* [EXERCISE REQUIREMENTS]
For each line below that includes the word "Platzhalter", make a copy.

<<<<

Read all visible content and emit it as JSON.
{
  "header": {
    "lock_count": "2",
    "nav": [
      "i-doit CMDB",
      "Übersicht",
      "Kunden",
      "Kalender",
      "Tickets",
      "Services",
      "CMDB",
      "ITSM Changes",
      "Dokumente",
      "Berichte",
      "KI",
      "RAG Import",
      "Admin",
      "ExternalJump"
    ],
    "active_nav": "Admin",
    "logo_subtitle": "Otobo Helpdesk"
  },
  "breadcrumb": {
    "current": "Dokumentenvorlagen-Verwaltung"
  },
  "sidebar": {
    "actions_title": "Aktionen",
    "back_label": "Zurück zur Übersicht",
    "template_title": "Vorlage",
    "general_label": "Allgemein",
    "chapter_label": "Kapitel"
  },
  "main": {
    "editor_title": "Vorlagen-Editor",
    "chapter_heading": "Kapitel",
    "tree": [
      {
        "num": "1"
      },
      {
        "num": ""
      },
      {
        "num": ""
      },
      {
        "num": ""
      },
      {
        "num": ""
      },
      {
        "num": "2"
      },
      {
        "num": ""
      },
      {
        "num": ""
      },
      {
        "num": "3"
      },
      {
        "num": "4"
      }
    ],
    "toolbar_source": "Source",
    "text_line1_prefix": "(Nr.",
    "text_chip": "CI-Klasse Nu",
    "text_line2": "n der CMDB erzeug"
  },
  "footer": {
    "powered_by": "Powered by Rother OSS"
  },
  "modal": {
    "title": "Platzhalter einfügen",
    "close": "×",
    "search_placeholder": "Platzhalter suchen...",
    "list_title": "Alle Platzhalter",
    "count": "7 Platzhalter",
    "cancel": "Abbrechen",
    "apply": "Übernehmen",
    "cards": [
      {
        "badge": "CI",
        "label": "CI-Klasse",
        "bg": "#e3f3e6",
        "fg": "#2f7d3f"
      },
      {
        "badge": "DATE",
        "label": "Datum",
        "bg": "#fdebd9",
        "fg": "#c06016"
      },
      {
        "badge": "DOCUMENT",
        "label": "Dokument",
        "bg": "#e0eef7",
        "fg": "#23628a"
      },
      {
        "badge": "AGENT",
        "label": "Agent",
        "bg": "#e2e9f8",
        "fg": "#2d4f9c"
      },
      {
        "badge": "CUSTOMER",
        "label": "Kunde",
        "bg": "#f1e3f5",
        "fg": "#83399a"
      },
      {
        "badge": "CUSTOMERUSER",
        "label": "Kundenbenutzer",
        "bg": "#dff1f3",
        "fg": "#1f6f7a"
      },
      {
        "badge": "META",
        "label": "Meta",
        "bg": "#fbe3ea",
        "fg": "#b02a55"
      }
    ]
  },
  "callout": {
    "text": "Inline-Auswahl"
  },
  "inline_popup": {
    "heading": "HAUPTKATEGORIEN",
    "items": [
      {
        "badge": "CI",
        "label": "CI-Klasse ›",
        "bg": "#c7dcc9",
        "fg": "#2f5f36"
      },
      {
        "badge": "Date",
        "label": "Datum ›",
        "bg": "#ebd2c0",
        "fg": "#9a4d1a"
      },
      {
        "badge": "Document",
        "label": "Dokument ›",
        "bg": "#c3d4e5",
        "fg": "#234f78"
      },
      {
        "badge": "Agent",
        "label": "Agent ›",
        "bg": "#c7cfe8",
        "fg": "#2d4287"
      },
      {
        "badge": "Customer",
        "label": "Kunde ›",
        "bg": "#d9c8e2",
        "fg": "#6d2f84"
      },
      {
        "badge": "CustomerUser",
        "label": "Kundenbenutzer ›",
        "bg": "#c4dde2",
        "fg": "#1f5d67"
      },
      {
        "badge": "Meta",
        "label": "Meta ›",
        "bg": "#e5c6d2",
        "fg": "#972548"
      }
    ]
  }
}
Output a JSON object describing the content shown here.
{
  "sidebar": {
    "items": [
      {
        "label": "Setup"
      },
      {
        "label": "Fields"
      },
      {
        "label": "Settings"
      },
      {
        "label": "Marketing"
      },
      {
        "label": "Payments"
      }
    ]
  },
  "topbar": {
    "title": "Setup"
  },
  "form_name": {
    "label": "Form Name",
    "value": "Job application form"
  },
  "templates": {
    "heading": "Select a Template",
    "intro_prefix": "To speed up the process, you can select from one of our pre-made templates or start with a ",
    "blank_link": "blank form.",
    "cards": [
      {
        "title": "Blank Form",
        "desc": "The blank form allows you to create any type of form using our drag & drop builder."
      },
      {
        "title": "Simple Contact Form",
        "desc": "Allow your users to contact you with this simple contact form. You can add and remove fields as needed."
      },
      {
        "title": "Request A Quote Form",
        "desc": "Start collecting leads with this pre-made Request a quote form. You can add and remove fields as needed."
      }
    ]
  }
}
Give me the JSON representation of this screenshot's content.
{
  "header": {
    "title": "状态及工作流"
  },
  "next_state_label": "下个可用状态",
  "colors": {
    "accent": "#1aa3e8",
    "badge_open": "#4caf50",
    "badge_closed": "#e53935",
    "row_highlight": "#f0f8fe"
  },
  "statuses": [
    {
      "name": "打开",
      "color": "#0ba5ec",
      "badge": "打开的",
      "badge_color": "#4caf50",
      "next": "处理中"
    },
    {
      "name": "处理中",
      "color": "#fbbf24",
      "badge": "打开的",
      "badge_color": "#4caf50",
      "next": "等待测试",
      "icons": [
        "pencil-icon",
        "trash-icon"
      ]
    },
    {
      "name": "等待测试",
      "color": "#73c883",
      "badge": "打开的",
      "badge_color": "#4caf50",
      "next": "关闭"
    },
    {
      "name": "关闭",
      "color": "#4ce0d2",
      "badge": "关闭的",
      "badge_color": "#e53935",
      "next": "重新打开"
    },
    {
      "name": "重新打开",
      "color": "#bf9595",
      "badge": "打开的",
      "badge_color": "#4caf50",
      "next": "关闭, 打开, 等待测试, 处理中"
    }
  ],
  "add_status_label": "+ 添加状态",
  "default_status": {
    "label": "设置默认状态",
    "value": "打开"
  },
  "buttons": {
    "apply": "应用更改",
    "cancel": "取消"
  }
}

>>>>

* [EXERCISE OUTPUT]
    "title": "Platzhalter einfügen",
    "search_placeholder": "Platzhalter suchen...",
    "list_title": "Alle Platzhalter",
    "count": "7 Platzhalter",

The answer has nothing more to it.